MATERIAL SUPPLIED Start Marker
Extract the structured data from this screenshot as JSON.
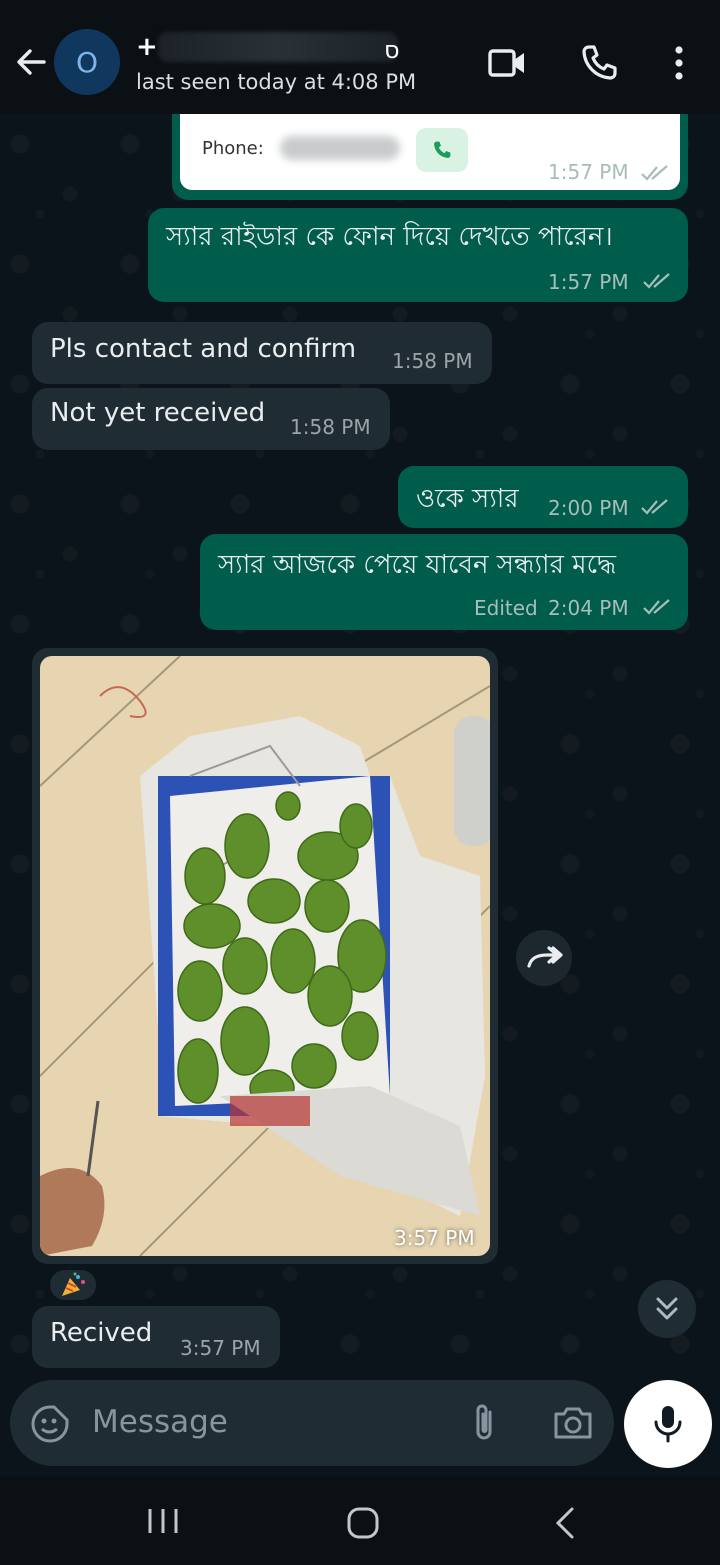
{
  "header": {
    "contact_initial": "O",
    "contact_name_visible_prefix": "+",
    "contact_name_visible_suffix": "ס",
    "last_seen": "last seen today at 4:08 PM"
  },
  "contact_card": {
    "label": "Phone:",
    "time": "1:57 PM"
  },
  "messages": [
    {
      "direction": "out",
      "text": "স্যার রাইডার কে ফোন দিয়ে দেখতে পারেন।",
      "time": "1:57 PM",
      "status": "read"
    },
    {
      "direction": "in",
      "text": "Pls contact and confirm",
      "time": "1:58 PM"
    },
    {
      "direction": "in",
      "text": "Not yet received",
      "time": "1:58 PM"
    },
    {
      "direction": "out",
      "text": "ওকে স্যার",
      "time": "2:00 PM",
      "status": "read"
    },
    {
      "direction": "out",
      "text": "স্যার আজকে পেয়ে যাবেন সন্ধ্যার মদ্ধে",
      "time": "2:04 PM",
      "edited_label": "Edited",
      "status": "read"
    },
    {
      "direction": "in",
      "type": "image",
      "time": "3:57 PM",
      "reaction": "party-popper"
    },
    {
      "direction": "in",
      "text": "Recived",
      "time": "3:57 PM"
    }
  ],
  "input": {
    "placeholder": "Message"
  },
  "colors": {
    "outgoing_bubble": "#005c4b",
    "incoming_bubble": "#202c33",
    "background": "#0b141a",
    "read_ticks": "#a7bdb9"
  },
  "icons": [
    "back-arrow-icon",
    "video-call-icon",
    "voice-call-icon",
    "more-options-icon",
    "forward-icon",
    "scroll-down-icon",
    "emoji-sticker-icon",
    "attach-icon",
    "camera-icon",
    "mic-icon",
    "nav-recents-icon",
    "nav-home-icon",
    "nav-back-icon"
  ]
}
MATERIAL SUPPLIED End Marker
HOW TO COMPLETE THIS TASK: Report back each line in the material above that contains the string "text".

TASK OUTPUT:
      "text": "স্যার রাইডার কে ফোন দিয়ে দেখতে পারেন।",
      "text": "Pls contact and confirm",
      "text": "Not yet received",
      "text": "ওকে স্যার",
      "text": "স্যার আজকে পেয়ে যাবেন সন্ধ্যার মদ্ধে",
      "text": "Recived",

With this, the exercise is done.